When investors refer to “portfolio diversity,” they’re not talking about inclusionary social politics that comprise many think pieces. Rather, diversity in this case refers to the breadth of types of investments a portfolio manager chooses to make with the allotted amount of money.

Every investment comes with its share of “risk.” That is, some investments grow slowly but steadily upwards over a long period of time, while others can spike and plummet with less predictability, meaning that you can make a lot of money just as easily as you can lose a lot of money in such investments. Government bonds are some of the steadiest, most reliable investments available, but the return is rather low compared to some other options.
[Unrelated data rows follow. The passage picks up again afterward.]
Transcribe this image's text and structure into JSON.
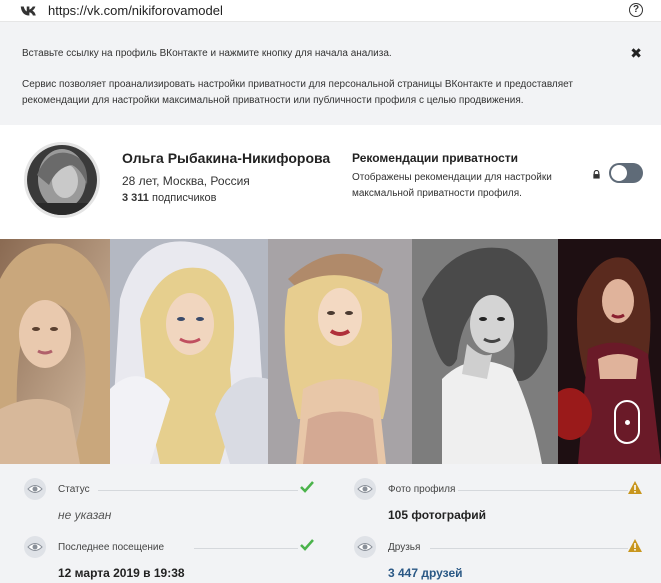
{
  "address_bar": {
    "url": "https://vk.com/nikiforovamodel"
  },
  "banner": {
    "instruction": "Вставьте ссылку на профиль ВКонтакте и нажмите кнопку для начала анализа.",
    "description": "Сервис позволяет проанализировать настройки приватности для персональной страницы ВКонтакте и предоставляет рекомендации для настройки максимальной приватности или публичности профиля с целью продвижения."
  },
  "profile": {
    "name": "Ольга Рыбакина-Никифорова",
    "meta": "28 лет, Москва, Россия",
    "subscribers_count": "3 311",
    "subscribers_label": "подписчиков"
  },
  "recommendations": {
    "title": "Рекомендации приватности",
    "description": "Отображены рекомендации для настройки максмальной приватности профиля.",
    "toggle_on": false
  },
  "stats": [
    {
      "label": "Статус",
      "value": "не указан",
      "state": "ok"
    },
    {
      "label": "Фото профиля",
      "value": "105 фотографий",
      "state": "warning"
    },
    {
      "label": "Последнее посещение",
      "value": "12 марта 2019 в 19:38",
      "state": "ok"
    },
    {
      "label": "Друзья",
      "value": "3 447 друзей",
      "state": "warning"
    }
  ],
  "colors": {
    "ok": "#4bb34b",
    "warning": "#c8961e",
    "link": "#2a5885"
  }
}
Cocoa farming and trading, by contrast, is a highly volatile market since the success of the cocoa industry depends on climate, rainfall, plant viruses, insect infestations, and other factors that are beyond human control.

Economists and finance professionals devote a lot of their research capacity to understanding the nature of risk in the marketplace and how to strike the balance of healthy, well-calculated risk. According to Investopedia, risk comes in two very broad categories. Firstly there is Systematic Risk, which affects an entire portfolio — think the Great Recession of 2008 or a presidential election. Because such risks are so wide, it’s difficult to protect against them. Unsystematic risk, its counterpart, has more to do with individual investments — think of a labor strike.

For long term, sustainable success in the world of investment, they key is to diversity a portfolio to balance out your risks and rewards. If all your investment are low-risk, the return will be guaranteed, but not a fortune. On the other hand, if all your money is tied up in volatile stocks, you could strike it big just as easily as you could lose all your money. To construct a balanced portfolio, investors need to ensure that money is spread broadly among many industries, vehicles, and risk levels. A plethora of investment types ensures that a portfolio can weather a bit of a storm in any one of its areas.

Diversifying a portfolio will allow for a bit of a pendulum effect. Think back to your basic Economics 101 course that talked about supplementary goods — for this hypothetical example, we’ll choose mittens and bikinis. Imaginably, people will not need these to items at the same time, and each one’s sales along with the stock value of the producers’ company will swell and dip seasonally. Diversifying your portfolio to include a little bit of both will keep the investments balanced while each one is in its off season.

Sound investing practice dictates that portfolio diversity is key to long term success. From risk to industry to vehicle, diversity will ensure a sound portfolio largely immune to the whims of the market in the very long run.